More than 130,000 New York City public school parents are leaving free money on the table for a college fund – and critics say a cumbersome enrollment process could be the cause.
The program makes an automatic initial investment of $100 in scholarship money for all new kindergarten, first and second grade students through a general account managed by the Kids RISE nonprofit.
Parents are then encouraged to set up and connect separate, individual accounts where they save their own money, making them eligible for an additional $175 in rewards once they complete all the steps.
The education department says more than 200,000 students have received a total of $30 million towards college through the initiative.
But very few parents have made it to the finish line in order to collect all the cash rewards available for their kids’ college savings, according to education department data.
As of last June, only 5,279 families out of 143,079 – or 3.7% – have completed the steps and started investing in their accounts, according to a Freedom of Information Law request provided to Gothamist by Andrew Gerst, an attorney at the civil rights advocacy group Mobilization for Justice.
He suspects the low completion rate is due to a clunky multi-step process that involves first activating the general scholarship account managed by Kids Rise, and then creating and connecting an individual college savings account where participants can save their own money.

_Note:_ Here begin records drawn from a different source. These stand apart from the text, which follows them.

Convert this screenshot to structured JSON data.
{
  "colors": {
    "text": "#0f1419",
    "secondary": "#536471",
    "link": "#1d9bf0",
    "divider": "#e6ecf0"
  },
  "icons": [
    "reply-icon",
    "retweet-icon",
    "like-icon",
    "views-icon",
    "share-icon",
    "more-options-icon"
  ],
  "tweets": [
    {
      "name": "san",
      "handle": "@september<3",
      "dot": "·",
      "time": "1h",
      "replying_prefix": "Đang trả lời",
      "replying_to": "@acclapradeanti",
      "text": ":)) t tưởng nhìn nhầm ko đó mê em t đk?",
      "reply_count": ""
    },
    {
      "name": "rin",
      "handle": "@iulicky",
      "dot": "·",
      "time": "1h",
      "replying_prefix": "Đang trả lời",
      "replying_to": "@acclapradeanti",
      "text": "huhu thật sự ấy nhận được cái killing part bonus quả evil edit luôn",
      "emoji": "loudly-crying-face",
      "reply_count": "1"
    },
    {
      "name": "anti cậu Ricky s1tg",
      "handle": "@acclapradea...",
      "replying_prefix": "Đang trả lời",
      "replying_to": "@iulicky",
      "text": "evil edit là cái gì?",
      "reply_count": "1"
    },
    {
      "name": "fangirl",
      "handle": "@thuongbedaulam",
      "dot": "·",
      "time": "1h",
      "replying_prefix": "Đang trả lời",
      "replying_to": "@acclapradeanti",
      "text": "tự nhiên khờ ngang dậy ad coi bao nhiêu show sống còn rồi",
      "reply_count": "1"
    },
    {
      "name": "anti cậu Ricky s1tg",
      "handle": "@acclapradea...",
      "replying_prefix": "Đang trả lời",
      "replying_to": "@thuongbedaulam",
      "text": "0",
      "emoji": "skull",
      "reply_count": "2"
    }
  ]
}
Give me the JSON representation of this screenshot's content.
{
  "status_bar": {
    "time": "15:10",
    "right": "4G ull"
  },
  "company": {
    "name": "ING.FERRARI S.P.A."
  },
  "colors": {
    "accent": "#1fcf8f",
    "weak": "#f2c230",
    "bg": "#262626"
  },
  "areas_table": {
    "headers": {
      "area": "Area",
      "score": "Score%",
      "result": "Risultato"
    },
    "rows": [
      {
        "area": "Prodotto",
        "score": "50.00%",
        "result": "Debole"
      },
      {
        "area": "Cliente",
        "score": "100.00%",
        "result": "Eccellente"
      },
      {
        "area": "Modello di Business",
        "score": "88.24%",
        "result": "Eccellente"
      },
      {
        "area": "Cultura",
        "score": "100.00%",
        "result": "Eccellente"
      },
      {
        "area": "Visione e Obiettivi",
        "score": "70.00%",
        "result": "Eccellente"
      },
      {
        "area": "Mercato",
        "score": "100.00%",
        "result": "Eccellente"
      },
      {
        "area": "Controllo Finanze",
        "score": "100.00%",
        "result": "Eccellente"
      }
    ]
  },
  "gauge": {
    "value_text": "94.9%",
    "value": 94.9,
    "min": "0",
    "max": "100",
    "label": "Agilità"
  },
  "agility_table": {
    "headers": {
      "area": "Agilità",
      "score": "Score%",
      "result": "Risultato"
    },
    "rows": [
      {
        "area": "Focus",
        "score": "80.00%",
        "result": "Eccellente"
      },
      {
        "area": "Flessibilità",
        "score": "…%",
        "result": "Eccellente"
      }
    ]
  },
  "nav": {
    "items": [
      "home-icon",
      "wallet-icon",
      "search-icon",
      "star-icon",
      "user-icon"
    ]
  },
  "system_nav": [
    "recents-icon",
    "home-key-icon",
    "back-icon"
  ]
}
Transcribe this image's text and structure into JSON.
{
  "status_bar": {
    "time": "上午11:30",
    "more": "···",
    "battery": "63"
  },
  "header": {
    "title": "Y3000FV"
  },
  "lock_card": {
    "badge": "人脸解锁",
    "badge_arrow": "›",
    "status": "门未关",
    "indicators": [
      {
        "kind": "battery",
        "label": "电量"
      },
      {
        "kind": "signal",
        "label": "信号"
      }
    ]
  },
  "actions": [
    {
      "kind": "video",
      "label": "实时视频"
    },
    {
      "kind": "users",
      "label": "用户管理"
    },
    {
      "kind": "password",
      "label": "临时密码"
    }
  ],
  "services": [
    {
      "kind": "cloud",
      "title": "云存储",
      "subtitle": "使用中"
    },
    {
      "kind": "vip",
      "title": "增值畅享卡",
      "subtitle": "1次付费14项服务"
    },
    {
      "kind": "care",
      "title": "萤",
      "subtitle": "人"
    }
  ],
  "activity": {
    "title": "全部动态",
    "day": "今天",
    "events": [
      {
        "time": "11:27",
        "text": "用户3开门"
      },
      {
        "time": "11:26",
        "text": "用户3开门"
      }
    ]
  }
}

The process involves choosing a savings plan, then submitting an assortment of ID numbers, creating passwords and providing other personal information.
“I think it’s a great idea and that more families need to start saving earlier,” Gerst said. “But I realized it’s very, very cumbersome, so I became concerned that families may not actually be using this.”
He said the education department and the non-profit administering the fund, Kids RISE, need to do a better job educating families about the opportunity and consider streamlining the enrollment process.
The stakes are high: Research shows that children with even a small savings account of $1 to $500 are three times more likely to enroll in college and more than four times more likely to graduate.
“Every kid will have a financial asset for college and career and they will know that they have it from the earliest of ages,” said Kids RISE executive director Debra-Ellen Glickstein. She said that amounts to a sea change in how many families think about and plan for college.
Community groups and local businesses are encouraged to donate to the college savings accounts. Students at certain schools and in some neighborhoods have already received hundreds of dollars more through donations.
“Their family, their school, their neighborhood help to reinforce the expectations about what’s possible,” Glickstein said.
According to Kids RISE, schools are tasked with helping families learn about the accounts and activate them.
Asked about the small proportion of families who have set up their own accounts, the city’s education department offered general praise.
“New York City Public Schools is proud to partner with NYC Kids Rise to continuously invest in the futures of our children as they work towards their individual college and career aspirations,” said spokesperson Chyann Tull.
Glickstein said the program is still ramping up. “We’re just getting started,” she said.
Charlene Espino, 43, said she was thrilled to have her daughter, who is in kindergarten at PS 85, The Great Expectations School in the Bronx, enrolled in the broader scholarship plan.
“None of us really went to college,” she said. “My goal is to get baby girl off to college and this is the start.” She said she checks the account regularly. With community contributions, it had grown to nearly $350. “It’s good stuff,” she said. “I hope all the families are getting with it.”
A public relations firm representing Kids RISE arranged Gothamist’s interview with Espino, who said she joined the program earlier this month. She has yet to finish setting up her daughter’s individual savings account, but said she plans to do so this week.